• _Provided material_:
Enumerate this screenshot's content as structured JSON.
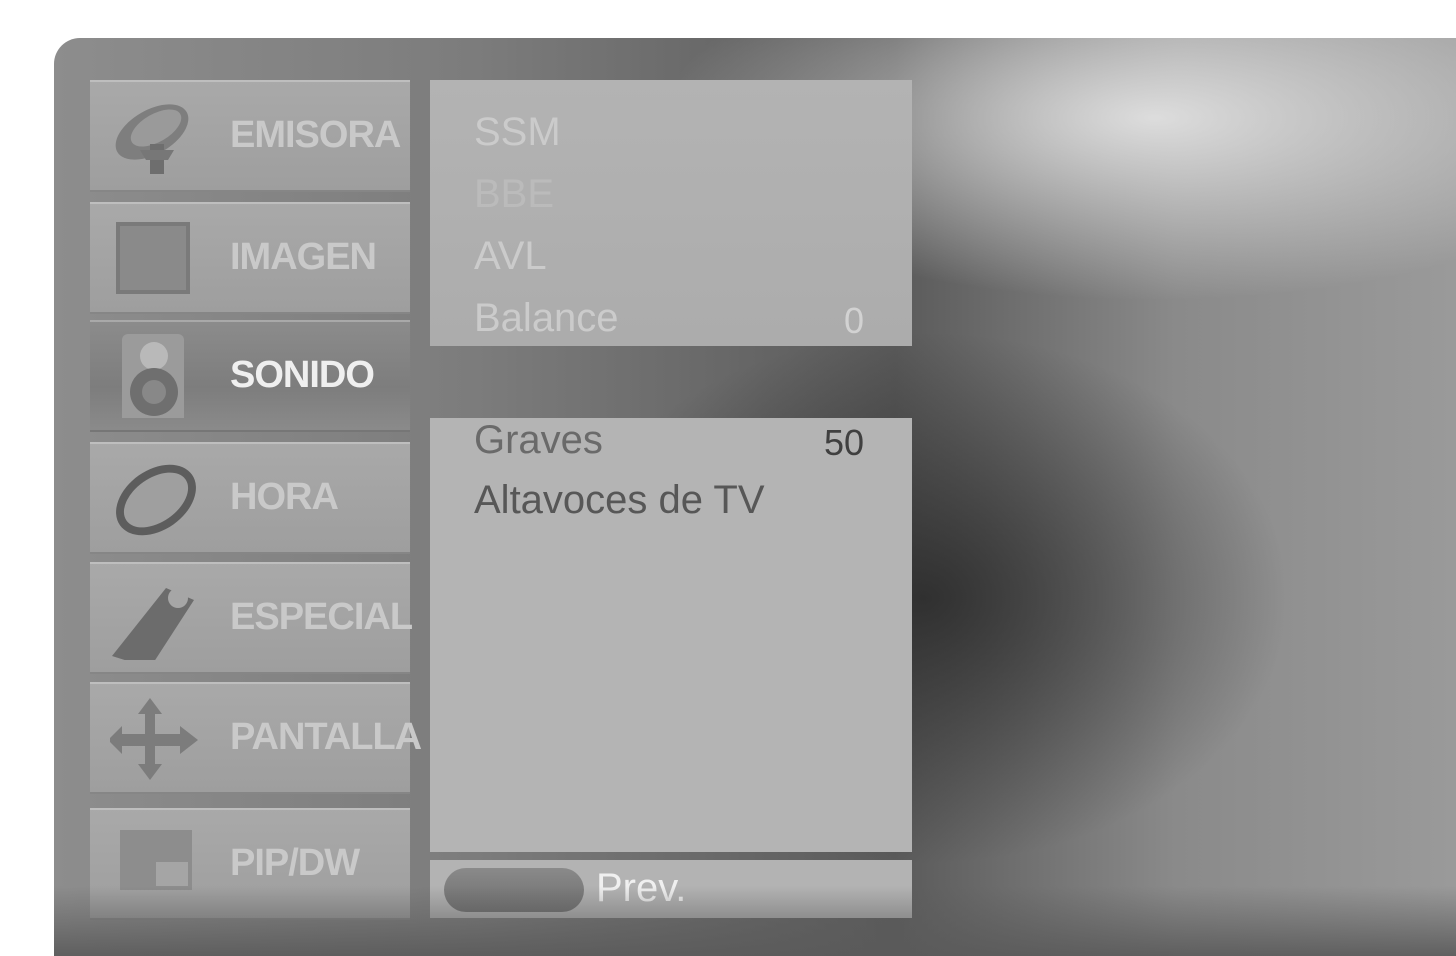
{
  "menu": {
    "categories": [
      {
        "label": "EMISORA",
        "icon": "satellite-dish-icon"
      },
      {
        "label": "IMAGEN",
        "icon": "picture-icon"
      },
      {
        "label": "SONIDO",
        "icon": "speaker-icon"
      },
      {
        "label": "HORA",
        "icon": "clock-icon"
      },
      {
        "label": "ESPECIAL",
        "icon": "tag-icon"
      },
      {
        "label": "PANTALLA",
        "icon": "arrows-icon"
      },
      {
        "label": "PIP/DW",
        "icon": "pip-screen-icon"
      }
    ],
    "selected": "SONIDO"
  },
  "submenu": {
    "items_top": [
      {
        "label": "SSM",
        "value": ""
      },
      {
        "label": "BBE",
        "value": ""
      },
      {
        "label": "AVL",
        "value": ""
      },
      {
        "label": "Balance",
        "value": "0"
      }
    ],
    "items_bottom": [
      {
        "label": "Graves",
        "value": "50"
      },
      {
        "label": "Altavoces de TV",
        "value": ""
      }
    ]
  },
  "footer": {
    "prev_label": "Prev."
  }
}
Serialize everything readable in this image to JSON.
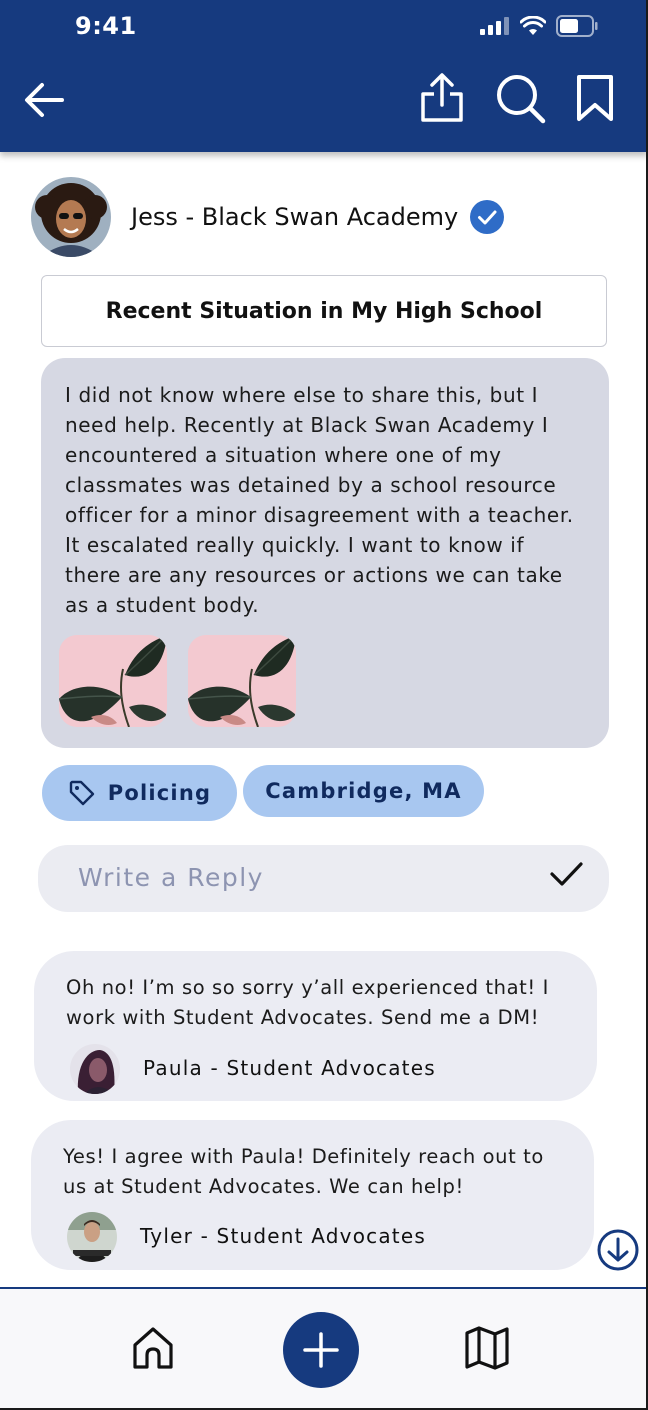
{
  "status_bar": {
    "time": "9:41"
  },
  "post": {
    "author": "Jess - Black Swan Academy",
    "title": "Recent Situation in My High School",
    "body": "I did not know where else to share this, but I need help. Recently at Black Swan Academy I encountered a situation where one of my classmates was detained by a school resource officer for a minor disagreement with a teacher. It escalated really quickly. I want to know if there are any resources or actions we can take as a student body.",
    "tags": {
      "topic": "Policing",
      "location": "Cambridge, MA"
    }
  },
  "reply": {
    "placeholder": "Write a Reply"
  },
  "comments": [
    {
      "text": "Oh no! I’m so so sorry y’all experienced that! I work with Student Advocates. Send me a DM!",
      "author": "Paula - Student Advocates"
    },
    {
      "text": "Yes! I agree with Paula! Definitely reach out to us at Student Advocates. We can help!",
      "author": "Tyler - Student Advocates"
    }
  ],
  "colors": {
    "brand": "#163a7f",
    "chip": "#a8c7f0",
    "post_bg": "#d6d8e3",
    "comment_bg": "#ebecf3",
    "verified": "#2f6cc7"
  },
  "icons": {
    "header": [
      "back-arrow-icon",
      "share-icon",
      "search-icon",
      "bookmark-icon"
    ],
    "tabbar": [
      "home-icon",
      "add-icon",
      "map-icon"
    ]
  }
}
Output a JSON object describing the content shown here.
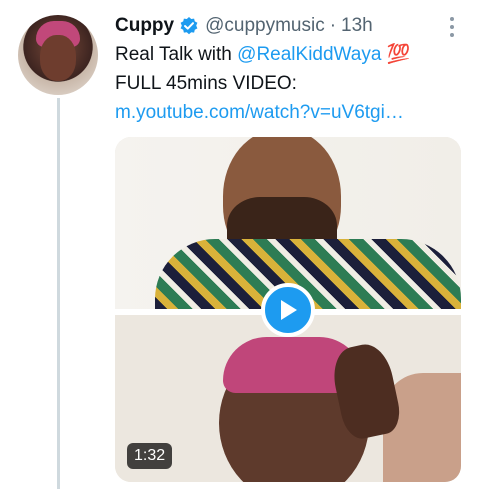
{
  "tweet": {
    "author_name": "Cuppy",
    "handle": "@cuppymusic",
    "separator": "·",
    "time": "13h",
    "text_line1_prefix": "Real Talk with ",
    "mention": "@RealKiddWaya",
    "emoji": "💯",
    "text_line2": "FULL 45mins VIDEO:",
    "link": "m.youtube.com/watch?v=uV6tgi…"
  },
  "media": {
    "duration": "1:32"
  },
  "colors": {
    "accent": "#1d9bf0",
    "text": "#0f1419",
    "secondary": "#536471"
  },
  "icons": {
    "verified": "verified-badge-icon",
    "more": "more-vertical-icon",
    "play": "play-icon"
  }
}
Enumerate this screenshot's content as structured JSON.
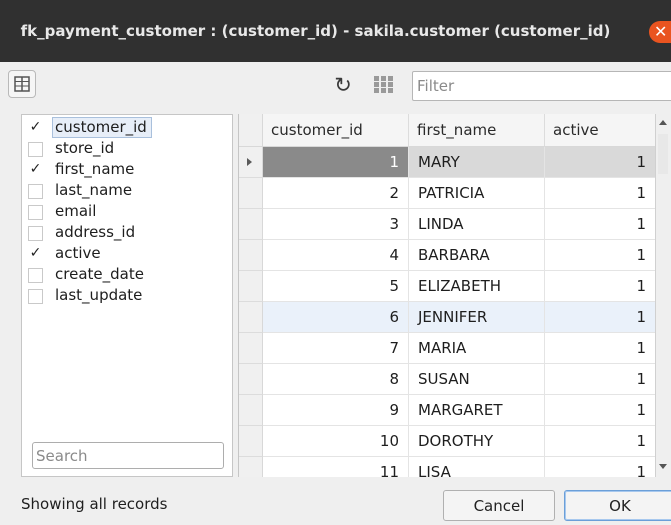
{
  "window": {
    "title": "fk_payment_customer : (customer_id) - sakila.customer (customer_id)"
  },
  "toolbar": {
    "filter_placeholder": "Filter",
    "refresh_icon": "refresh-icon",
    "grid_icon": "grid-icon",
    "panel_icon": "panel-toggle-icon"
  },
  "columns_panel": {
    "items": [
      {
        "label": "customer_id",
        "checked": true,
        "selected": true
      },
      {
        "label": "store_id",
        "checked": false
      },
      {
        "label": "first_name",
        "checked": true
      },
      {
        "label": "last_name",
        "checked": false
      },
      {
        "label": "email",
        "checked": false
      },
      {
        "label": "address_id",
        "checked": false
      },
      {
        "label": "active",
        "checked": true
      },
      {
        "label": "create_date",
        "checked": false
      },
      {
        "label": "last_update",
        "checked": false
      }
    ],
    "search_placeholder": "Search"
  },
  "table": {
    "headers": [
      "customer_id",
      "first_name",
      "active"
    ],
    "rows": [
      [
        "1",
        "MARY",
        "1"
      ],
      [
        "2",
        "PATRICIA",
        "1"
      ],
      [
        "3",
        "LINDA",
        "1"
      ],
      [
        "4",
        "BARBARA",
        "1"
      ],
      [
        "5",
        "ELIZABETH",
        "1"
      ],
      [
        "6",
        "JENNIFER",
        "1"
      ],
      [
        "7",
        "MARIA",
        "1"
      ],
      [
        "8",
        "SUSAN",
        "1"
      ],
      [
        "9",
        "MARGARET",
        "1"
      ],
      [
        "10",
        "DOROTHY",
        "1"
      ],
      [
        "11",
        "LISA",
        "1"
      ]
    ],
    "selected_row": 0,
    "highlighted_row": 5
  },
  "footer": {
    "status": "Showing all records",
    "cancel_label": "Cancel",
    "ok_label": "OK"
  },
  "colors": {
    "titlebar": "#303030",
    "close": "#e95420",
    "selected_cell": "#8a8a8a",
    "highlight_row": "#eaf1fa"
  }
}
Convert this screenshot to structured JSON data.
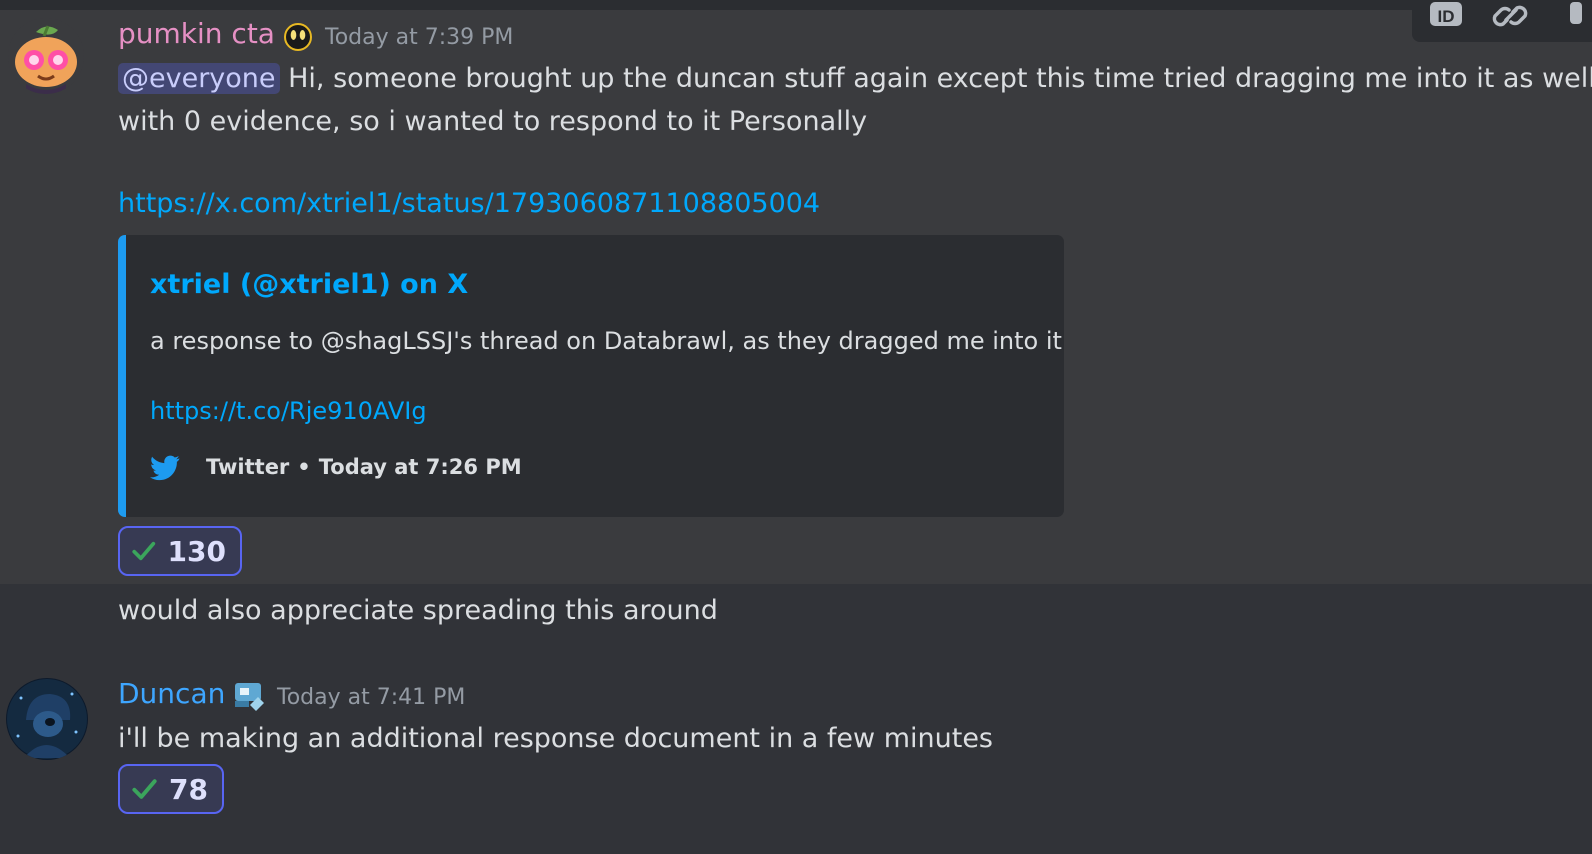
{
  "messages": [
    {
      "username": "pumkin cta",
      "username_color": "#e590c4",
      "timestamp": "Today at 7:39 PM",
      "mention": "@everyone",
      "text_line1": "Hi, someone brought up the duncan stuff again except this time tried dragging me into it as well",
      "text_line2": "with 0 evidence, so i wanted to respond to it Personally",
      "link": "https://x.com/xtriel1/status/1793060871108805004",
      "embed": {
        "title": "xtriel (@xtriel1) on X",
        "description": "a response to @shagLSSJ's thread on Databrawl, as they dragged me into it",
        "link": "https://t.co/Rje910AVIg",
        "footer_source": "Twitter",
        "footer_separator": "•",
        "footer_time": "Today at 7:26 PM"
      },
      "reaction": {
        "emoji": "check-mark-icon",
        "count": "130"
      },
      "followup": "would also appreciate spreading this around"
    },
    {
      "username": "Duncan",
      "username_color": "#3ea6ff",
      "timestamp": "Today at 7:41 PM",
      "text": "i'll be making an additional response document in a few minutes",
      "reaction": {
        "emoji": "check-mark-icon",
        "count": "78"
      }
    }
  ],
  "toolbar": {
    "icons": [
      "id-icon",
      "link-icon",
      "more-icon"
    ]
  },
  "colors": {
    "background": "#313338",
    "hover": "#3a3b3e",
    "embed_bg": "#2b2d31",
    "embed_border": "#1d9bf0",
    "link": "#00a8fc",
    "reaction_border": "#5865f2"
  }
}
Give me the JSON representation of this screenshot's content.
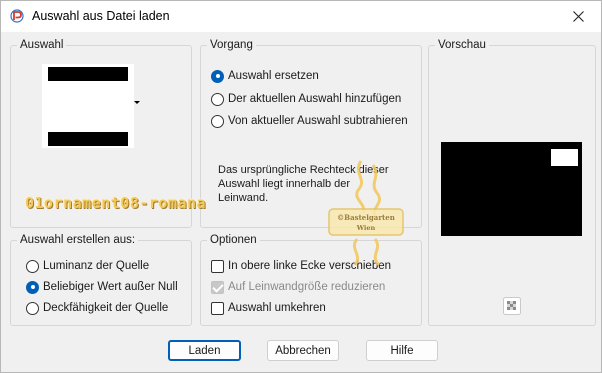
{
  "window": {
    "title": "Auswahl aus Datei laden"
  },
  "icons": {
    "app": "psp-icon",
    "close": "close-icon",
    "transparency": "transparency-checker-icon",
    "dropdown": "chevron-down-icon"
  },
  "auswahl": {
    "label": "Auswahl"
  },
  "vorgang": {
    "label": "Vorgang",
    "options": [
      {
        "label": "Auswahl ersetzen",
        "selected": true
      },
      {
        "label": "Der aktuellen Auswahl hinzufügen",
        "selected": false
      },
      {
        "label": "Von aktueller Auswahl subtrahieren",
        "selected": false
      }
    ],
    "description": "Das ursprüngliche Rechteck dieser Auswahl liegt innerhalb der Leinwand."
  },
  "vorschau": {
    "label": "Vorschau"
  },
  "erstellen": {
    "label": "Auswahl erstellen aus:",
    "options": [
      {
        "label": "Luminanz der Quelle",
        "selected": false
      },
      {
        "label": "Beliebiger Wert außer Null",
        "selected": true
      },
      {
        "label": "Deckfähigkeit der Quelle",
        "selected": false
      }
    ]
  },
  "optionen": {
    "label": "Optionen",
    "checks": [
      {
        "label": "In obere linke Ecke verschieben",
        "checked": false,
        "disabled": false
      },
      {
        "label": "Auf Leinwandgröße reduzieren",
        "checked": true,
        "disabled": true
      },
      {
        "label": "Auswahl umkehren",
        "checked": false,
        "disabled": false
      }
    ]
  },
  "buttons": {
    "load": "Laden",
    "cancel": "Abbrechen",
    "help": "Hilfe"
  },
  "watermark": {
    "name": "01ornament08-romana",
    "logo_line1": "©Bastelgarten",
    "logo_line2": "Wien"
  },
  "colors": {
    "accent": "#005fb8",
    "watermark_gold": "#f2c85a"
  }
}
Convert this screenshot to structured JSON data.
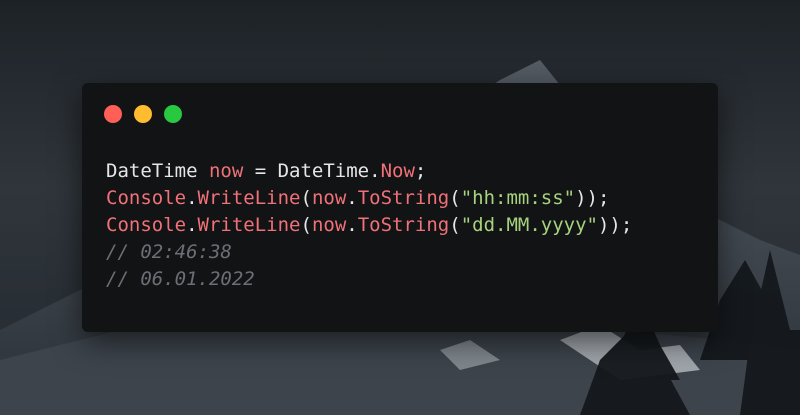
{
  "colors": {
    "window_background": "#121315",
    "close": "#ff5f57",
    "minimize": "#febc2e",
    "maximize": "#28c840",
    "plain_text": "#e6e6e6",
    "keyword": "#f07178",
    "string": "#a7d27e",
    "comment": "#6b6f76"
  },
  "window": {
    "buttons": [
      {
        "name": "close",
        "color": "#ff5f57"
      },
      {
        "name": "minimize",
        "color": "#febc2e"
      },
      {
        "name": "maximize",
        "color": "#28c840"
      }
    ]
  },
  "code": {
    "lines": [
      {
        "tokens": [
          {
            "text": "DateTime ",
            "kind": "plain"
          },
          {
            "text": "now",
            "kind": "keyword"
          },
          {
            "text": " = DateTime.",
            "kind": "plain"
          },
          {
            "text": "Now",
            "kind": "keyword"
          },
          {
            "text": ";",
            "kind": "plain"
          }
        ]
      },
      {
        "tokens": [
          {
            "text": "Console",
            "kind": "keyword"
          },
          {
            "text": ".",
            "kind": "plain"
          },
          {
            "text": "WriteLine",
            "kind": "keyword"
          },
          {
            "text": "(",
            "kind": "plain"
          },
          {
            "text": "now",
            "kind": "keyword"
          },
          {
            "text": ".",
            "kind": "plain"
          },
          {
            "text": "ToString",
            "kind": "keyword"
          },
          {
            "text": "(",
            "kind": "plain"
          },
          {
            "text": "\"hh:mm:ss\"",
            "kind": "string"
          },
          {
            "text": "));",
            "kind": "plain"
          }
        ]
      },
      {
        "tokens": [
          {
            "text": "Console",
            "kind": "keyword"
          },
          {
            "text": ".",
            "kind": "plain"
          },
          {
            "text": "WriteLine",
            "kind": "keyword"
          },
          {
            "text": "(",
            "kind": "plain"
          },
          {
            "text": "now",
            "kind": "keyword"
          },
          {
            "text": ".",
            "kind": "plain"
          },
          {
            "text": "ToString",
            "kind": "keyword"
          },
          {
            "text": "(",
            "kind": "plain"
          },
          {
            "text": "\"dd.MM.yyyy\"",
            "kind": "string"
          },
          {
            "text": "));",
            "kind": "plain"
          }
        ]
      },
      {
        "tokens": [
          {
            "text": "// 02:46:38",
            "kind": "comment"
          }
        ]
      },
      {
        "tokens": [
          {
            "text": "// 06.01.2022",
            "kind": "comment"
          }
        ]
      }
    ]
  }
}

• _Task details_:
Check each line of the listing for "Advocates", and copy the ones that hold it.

• _Task result_:
      "text": "Oh no! I’m so so sorry y’all experienced that! I work with Student Advocates. Send me a DM!",
      "author": "Paula - Student Advocates"
      "text": "Yes! I agree with Paula! Definitely reach out to us at Student Advocates. We can help!",
      "author": "Tyler - Student Advocates"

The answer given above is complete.